On his meeting with Modi, Imran said, “I told Modi that cricket should happen. Modiji smiled at that question and I couldn’t decipher whether it was a ‘yes’ or ‘no’. But I am a positive person and would take that positively”.
Picture courtesy MEA Twitter handle

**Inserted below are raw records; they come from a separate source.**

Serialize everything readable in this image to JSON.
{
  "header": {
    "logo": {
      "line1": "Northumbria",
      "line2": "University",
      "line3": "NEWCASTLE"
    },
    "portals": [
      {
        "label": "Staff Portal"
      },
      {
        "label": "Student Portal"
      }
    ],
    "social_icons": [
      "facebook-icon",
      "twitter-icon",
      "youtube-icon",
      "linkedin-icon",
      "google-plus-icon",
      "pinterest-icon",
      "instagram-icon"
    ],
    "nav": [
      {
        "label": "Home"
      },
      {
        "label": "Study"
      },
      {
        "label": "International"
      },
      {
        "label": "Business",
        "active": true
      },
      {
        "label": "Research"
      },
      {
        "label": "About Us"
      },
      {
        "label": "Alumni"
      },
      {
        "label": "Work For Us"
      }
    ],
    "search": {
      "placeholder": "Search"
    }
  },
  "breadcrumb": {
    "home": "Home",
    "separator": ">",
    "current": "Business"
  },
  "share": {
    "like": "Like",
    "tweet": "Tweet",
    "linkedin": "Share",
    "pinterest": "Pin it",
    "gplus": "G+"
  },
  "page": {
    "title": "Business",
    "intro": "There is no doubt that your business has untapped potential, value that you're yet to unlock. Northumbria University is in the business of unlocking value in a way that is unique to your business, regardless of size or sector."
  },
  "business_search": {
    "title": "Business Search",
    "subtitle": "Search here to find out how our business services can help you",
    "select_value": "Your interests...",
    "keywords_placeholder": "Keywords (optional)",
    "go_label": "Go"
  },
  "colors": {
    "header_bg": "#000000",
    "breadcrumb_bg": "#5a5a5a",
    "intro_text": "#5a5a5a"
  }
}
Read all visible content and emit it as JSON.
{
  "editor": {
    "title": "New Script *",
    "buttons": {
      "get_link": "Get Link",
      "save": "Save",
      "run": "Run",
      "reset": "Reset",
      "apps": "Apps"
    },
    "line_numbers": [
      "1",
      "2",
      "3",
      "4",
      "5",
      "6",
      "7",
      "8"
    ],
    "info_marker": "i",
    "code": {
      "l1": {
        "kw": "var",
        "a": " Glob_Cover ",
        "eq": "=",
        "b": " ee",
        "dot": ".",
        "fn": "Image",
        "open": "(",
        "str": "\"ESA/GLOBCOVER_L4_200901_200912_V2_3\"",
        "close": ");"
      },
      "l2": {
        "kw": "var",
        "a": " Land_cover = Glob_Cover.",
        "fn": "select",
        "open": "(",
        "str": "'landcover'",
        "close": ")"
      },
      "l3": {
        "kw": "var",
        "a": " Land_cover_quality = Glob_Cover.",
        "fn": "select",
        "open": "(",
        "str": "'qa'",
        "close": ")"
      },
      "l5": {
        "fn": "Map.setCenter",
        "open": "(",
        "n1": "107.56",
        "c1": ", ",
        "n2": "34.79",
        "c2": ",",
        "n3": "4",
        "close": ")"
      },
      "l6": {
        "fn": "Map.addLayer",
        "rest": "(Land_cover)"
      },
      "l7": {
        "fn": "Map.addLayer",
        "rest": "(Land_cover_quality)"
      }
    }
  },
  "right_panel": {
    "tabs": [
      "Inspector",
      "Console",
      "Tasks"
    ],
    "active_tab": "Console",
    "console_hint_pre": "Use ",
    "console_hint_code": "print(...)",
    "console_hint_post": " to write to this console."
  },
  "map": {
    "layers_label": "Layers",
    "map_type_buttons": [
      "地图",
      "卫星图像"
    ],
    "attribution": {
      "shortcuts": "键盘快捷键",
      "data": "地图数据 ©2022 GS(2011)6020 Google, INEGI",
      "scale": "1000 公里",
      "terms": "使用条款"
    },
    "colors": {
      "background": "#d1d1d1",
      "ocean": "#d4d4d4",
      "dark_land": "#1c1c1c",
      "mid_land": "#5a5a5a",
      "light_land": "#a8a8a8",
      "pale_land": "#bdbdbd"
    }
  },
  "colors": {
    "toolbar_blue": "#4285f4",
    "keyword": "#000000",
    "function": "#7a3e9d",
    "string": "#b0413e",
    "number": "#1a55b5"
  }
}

With the Indo-Pak cricketing ties in limbo, Pakistani cricketing legend-turned politician Imran Khan on Friday asserted that stopping cricket is not an answer to terrorism and said he has raised the issue with Prime Minister Narendra Modi while hoping for a positive response.”Stopping cricket is not an answer to terrorism. You don’t boycott a society on the basis of few sick men,” Imran said, when asked about playing cricket amid terrorism from across the border, at ‘Agenda AajTak’. “I supported the ban on South Africa once, but that was due to their stance on apartheid and that was a human rights violation. But other than that I believe sport should carry on. It is a matter of lifelong relationship. people to people contact is necessary to build ties. Sachin (Tendulkar) is loved in Pakistan as a Wasim (Akram) is loved in India,” he added.<!– Dna_Article_Middle_300x250_BTF –>On his meeting with Modi, Imran said, “I told Modi that cricket should happen. Modiji smiled at that question and I couldn’t decipher whether it was a ‘yes’ or ‘no’. But I am a positive person and would take that positively”.”We are the first generation of partition children, so we had heard a lot of hate stories. And people like us were on each side of the country. But when I toured India as a cricketer, I realised that we are the same people, who listen to the same songs and have the same tastes.”There is consensus in Pakistan against terror. So we should look to bridge gaps not create distances,” he said. Imran, the politician, also tried to explain the dynamics of modern society, once again stressing the need for people-to-people contact. “Every society has two sections — the right wing and the liberals. Look what Donald Trump had to say against Muslims.So you should not judge a society like Pakistan. When Mumbai attacks happened every Pakistani was sad. “Seeing people go down is always a sad thing for a human being. So acts like these do not reflect the true image or though of the whole nation,” he added.Meanwhile 1983 World Cup-winning captain Kapil Dev, who was also sharing the stage with Imran, was more guarded in his stance on Indo-Pak cricket. “Players have no problem in playing against each other, but you can’t go against government policy. Boards certainly want to play, but Imran, Kapil and Sachin’s views do not matter, it is the government’s decision which finally counts,” Kapil said.